book review David Devereux fantasy author Pages of Pain(1972- )
David Devereux
claims to be an exorcist. Learn a little bit more at his website.


Jack — (2007-2008) Publisher: “My name is unimportant, but you can call me Jack. I’m a musician by choice, a magician by profession, and a bastard by disposition. I’d been doing the magic thing for about five years when they found me. They said I had a talent, that I was smart enough and fit enough and enough of a shit that I could serve my country in a way most people never even get to hear about. And I did want to serve my country, didn’t I? I didn’t really want to contemplate what might happen if I said no.” And so Jack found himself on the front line of a secret war that most people simply wouldn’t believe was possible. Working for a secret organisation tasked with defending our country from whatever supernatural threat faces it. MI5 know nothing about and would laugh if they found out. Well at first they would… Whether wiping out a group of demon summoners, infiltrating a coven determined to assassinate the PM or rooting out a neo-nazi sect who are trying to bring back Hitler from the dead Jack is a very modern sort of magician — trained in a variety of the dark arts but also a dab hand with a Heckler and Koch, skilled in unarmed combat and electronic surveillance. David Devereux has combined the action writing of McNab and Ryan with dark supernatural thrills and produced a blistering new breed of supernatural thriller.

David Devereux fantasy book reviews Jack 1. Hunter's Moon 2. Eagle RisingDavid Devereux fantasy book reviews Jack 1. Hunter's Moon 2. Eagle Rising

Hunter’s Moon: Gritty, cynical and procedural

Hunter's Moon by David Devereux

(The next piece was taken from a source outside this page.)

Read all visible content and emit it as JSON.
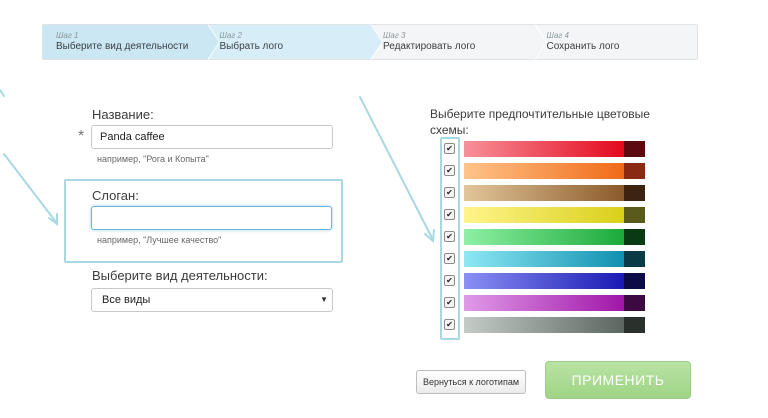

Think of Jack, the first person narrator of David Devereux’s Hunter’s Moon, as James Bond with a wand as well as a Walther PPK; a magical double-oh agent with a license to kill. Jack (if that really is his name) works for a shadowy section of M15 who use magicians and witches as well as more traditional tools like murder, blackmail and torture to rid Britain of enemies of the state.

Hunter’s Moon reminds me of some really old, cold-war vintage secret agent books, like Ian Fleming’s work and American offerings like Matt Helm. It has a post-9/11 sensibility, however, that is probably better echoed in some of the grittier television programs of the last decade, such as 24 or the British show Strike Back. Jack and his crew are fine with murder, mutilation, torture, sexual humiliation, and presumably a... Read More